When it comes to futuristic ingredients, these are the areas we should have our eyes fixed on according to leading skincare experts.
A great deal of innovation will occur with ingredients weâre already using in our beauty regimens according to leading Australian dermatologist and director of Brisbane Skin, Dr Shobhan Manoharan. âWeâll see refinements of previous products. Retinols, vitamin a, are already a cornerstone of dermatology and skin health â Â they’re proven to remodel, tighten and reduce sun spots. The problem is that theyâve often been irritating, particularly those with sensitised skin,â Manoharan explains. âBut weâre going to see more retinols coming through that are nano-encapsulated; theyâll be much better tolerated and longer lasting. They penetrate really well, and the results are better.â
Superfood enthusiasts might be able to predict the future of beauty by peering inside their pantries says Roberta Weiss, Senior Vice President of Kiehlâs Innovation and Product Development, who admits sheâs personally trying to create a pantry of perfect ingredients. âI have a lot of ingredients that Iâm interested in but Iâm trying to find them before we need them,â Weiss says. âMany beauty breakthroughs will be coming from the wellness world â teas, oils, superfoods like fruits, berries and quinoa.â Turmeric, avocado and manuka honey are already popping up in our beauty cabinets.

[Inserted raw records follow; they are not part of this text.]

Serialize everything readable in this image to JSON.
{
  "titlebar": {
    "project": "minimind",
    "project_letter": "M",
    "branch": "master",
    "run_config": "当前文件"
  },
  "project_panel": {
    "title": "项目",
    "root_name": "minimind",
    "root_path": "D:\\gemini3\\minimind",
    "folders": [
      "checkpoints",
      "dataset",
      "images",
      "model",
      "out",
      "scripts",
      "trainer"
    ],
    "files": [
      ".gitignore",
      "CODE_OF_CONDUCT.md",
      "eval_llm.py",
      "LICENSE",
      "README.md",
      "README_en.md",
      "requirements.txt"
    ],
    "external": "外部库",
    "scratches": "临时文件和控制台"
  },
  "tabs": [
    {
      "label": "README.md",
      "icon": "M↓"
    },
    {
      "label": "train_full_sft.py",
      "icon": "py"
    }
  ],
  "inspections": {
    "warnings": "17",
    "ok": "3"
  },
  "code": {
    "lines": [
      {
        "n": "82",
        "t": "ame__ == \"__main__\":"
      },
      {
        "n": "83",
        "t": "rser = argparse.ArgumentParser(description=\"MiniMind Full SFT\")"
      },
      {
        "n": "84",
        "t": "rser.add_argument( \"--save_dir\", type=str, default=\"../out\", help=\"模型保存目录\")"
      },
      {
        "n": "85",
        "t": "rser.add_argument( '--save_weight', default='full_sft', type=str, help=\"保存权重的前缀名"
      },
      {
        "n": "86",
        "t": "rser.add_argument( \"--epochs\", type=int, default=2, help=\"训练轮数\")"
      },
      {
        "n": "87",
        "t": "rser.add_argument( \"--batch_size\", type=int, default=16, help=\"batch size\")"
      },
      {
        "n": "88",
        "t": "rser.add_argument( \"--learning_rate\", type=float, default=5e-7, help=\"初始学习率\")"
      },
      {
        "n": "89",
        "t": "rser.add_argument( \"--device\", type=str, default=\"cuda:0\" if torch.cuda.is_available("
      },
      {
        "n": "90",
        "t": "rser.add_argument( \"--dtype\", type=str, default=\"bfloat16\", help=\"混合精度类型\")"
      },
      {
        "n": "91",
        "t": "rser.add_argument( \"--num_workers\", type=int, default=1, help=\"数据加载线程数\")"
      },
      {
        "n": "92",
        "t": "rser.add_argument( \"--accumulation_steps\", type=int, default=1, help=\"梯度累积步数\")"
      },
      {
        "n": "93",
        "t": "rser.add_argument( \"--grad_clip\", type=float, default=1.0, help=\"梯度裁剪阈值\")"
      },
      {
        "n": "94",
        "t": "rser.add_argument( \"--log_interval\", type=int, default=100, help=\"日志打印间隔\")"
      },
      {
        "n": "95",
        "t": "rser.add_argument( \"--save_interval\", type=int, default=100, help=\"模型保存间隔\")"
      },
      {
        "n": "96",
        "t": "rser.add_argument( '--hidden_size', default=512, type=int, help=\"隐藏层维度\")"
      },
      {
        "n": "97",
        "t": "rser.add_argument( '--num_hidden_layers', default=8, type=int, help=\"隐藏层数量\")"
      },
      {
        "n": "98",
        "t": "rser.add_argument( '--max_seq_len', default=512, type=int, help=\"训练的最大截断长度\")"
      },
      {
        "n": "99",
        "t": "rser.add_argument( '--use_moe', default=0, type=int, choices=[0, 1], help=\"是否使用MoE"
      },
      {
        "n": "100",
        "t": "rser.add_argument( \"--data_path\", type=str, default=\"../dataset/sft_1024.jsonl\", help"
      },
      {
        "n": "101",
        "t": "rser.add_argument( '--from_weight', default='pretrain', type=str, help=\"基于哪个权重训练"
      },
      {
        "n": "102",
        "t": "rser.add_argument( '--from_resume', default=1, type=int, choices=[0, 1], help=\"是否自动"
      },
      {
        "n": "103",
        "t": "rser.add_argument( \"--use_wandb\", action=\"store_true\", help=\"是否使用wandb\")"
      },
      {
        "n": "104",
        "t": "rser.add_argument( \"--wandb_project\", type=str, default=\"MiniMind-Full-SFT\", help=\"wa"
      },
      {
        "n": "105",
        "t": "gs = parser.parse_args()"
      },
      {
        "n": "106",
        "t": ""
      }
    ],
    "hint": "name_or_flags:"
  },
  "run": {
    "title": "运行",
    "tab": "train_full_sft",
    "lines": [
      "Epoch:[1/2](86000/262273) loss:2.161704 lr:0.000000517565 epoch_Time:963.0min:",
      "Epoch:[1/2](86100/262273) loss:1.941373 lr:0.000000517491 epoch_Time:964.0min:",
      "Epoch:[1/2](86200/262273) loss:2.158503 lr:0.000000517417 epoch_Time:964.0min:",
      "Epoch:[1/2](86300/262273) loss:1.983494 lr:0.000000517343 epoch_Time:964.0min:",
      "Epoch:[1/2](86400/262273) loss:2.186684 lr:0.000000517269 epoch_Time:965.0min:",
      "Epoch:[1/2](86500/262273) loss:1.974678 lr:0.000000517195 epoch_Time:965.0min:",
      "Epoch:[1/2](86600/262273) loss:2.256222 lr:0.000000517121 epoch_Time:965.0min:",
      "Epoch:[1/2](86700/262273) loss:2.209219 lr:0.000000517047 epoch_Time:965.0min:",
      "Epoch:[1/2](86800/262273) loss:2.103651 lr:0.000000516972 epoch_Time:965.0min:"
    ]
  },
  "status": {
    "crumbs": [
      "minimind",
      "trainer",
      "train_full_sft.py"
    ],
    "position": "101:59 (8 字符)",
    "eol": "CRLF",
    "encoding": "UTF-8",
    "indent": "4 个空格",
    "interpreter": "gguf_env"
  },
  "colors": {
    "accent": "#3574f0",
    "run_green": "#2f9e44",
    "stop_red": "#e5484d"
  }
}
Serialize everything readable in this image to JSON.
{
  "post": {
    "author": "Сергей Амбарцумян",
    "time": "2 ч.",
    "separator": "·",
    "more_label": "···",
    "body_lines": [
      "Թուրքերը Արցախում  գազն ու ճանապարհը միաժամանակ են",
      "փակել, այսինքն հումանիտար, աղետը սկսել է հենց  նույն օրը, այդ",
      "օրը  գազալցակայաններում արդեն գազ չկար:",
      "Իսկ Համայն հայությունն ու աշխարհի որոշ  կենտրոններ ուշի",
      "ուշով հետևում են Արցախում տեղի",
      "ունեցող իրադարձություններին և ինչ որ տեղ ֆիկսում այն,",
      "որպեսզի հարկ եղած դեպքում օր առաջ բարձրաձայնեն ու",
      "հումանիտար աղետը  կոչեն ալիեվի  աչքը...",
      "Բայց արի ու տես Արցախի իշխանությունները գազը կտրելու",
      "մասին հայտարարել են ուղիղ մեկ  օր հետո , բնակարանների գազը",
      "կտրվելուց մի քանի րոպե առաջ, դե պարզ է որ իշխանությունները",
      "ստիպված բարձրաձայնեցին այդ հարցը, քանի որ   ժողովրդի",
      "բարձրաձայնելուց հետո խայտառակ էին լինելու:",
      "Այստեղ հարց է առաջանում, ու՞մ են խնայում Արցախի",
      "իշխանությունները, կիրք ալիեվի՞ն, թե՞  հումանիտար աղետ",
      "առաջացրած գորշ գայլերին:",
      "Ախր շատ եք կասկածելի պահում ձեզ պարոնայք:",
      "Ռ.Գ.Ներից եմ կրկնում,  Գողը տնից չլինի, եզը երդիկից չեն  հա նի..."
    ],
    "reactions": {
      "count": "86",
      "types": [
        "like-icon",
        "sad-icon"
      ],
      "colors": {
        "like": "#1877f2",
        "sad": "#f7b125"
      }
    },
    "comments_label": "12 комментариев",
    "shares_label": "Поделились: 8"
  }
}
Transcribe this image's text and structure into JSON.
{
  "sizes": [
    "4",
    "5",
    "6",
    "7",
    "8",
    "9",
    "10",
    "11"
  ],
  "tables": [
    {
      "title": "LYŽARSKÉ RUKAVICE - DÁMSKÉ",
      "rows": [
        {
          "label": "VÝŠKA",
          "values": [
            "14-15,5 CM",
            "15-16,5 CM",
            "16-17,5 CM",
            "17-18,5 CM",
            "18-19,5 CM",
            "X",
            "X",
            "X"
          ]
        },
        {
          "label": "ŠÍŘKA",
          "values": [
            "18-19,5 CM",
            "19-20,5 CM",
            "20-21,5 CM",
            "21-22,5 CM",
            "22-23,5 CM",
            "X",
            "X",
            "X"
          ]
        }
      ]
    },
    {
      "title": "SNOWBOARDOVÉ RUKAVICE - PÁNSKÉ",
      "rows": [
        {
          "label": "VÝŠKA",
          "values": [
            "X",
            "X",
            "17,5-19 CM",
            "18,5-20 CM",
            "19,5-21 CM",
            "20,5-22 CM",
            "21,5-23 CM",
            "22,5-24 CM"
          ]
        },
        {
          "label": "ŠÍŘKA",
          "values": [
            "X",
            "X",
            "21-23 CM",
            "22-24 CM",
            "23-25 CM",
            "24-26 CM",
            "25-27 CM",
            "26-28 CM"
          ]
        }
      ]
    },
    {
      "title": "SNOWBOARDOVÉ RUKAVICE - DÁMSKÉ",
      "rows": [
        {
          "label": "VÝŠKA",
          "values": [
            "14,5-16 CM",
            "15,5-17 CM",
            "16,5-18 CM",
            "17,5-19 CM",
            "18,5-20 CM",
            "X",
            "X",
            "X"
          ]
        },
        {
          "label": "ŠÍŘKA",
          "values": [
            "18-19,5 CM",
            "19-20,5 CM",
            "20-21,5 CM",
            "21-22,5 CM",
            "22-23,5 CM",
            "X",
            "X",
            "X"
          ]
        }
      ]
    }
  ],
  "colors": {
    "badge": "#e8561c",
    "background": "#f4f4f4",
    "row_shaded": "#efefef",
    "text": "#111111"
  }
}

In Your Genes
One of the fastest growing skincare categories will revolve around ingredients that provide genetic protection factor says Elizabeth Arden PROâs Director of Education, Tracy May-Harriott. âWeâre learning more about DNA repair, how growth factors and peptides assist the genetics of skin. Weâve spoken about SPF for years, weâve talked about EPF (environmental protection factor) but what weâre talking about now is GPF â genetic protection factor,â Harriott explains Â âThatâs the future: really understanding what the adverse effect of living in our environment is. If I can stay out longer in the sun, Iâm germinating another lot of problems. We might not be burning anymore but weâre doing something to our genetic pathways. Itâs where a bulk of our research is being done.â
Fermented ingredients that have been trending in the food world for the last few years could become a prominent force in skincare if expert predictions are correct. âItâs a huge trend in food, and itâs more and more obvious that fermented foods and probiotics are good for the skin when applied topically. We just need more research done into that,â says Weiss. Geoff Genesky, head of the Kiehlâs laboratory agrees that fermented foods that bolster the microbiome hold potential. âThe microbiome is interesting for skin. Our skin has its own bacteria, so a healthy balance of those little critters in our skin is an interesting area to explore. Itâs definitely an area of interest for the medical and dermatological community,â he says.
Active ingredients are best when theyâre fresh, and according to skincare scientists it wonât be long until we see better, faster results, thanks to fresher ingredients. âYouâre going to see more along the lines of instant-acting, DIY-ish, fresh products,â says Cliniqueâs Dr. Tom Mammone. Watch this space as next month Clinique will launch a game-changing industry first: a range of of skincare products that harness the power of highly concentrated, fresh vitamin C. âFresh means power, fresh means power. People want to know things are fresh, therefore better, and weâre constantly evolving that proposition,â says Janet Pardo, senior vice president of product development at Clinique.